"It was only a few seconds and we did not know what happened but we had slid more than 200 metres," Mondinelli said in Kathmandu Monday.

It was an hour before sunrise, he said, explaining that they were able to help the injured with the assistance of sherpas who walked up from lower camps.

Officials investigating the cause say more than 230 climbers and guides were on the mountain, although not all were at the same altitude where the avalanche struck.

Kuwar said ten survivors were also rescued, some of whom were flown to hospitals for treatment.

Revelstoke, B.C. resident Greg Hill was among those on the mountain when the avalanche hit.

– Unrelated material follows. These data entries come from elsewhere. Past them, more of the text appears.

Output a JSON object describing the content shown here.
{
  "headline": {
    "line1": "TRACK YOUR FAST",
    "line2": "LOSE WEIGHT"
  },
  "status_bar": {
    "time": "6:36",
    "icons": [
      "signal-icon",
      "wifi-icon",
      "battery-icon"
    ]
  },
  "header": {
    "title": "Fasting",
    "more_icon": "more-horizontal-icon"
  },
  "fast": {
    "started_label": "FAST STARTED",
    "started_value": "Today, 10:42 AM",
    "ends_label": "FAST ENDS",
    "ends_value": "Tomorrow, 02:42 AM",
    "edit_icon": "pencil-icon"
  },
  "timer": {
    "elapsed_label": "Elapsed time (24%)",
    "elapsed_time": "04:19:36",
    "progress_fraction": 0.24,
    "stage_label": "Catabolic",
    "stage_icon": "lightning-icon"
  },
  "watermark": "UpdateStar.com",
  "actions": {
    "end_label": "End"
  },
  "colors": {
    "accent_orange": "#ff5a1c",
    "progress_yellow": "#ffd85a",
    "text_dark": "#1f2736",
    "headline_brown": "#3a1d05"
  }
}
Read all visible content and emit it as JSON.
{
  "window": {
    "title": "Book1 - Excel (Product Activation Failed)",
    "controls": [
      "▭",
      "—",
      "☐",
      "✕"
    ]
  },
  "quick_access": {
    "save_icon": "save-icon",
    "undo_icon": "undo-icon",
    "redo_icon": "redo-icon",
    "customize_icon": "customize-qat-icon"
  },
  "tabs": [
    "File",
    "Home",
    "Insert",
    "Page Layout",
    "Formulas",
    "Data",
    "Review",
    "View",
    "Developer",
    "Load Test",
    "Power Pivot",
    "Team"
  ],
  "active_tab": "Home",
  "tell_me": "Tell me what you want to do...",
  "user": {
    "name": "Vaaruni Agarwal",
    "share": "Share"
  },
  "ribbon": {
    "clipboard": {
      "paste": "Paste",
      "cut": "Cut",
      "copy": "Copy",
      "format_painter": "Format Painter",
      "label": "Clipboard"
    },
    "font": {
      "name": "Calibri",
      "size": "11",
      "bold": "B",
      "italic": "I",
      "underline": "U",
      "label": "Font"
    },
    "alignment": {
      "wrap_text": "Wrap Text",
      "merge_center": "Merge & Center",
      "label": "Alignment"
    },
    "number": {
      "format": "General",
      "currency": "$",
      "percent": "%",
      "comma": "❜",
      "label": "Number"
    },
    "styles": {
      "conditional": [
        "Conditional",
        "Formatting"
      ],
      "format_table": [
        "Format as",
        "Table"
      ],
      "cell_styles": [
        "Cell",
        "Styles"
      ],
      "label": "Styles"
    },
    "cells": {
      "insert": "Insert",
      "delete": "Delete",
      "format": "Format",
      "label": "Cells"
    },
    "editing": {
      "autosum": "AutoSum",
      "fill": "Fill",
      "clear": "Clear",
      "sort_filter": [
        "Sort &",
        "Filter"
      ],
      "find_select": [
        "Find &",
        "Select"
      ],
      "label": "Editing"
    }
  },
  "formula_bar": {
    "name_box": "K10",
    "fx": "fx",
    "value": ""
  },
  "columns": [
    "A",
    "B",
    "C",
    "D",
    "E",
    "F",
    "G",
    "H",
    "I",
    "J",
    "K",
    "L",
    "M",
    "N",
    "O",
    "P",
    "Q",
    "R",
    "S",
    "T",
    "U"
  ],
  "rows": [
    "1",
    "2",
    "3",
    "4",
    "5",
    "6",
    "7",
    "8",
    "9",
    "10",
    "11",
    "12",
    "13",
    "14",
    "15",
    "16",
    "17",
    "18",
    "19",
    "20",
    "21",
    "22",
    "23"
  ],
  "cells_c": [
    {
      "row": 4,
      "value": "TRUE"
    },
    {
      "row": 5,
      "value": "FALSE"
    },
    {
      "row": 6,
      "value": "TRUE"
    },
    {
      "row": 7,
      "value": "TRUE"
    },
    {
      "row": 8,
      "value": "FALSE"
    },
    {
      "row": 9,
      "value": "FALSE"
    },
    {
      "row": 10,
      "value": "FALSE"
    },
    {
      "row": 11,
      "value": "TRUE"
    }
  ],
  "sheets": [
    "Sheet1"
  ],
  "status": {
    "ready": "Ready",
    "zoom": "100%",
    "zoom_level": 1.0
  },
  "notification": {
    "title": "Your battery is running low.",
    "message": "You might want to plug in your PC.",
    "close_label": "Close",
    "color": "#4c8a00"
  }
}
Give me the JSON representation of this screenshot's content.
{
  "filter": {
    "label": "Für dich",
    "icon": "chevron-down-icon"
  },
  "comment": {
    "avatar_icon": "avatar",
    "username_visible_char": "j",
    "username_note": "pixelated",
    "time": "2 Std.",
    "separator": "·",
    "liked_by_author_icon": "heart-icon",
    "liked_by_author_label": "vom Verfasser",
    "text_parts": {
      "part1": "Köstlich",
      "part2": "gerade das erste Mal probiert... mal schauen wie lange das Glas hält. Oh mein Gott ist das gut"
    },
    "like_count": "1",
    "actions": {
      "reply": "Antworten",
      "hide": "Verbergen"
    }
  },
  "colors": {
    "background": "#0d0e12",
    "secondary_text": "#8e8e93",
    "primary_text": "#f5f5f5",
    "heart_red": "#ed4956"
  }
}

"A huge avalanche swept through camp 3 at 4:45 a.m. on Manaslu, catching lots of people in their sleeping bags, many dead, and injured," Hill wrote on Facebook Sunday morning. "Luckily our team is fine, and helped with the rescue."

In a statement released later Sunday, Foreign Affairs spokesperson Chrystiane Roy said Canadian officials were in contact with authorities in Nepal.

"We are following the developments closely and stand ready to provide consular assistance should there be a need," Roy said. "Our thoughts are with the victims (and their families) of this avalanche."

The Canadian Press reports that Dominique’s sister Isabelle Ouimet has since expressed frustration on Facebook, that the family had not been contacted directly.

"I'd like it if someone in the organization would take the trouble to provide us with news," Ouimet wrote.

"Nobody has contacted the family of Dominique Ouimet. I've done phone interviews on the radio and television in Canada. I have more tomorrow. I'll have to be honest and tell them the truth: we don't know who's in charge of the search, how the search is being done, what steps have been taken so far. After the shock, anger is rising. Time is of the essence."

Earlier, a spokesperson for the Saint-Jérôme regional hospital where Dominique Ouimet worked said they had been in email contact with the doctor in the last week.

"It was easy to get information,” Chantale Fortin told reporters.

“Everything was going fine. They were waiting for the snow to pass a little bit so they could continue on for the expedition.”

Ouimet was an experienced mountaineer with eight other major climbs under his belt, she said, who was scaling Mount Manaslu to raise money for new cardiology equipment.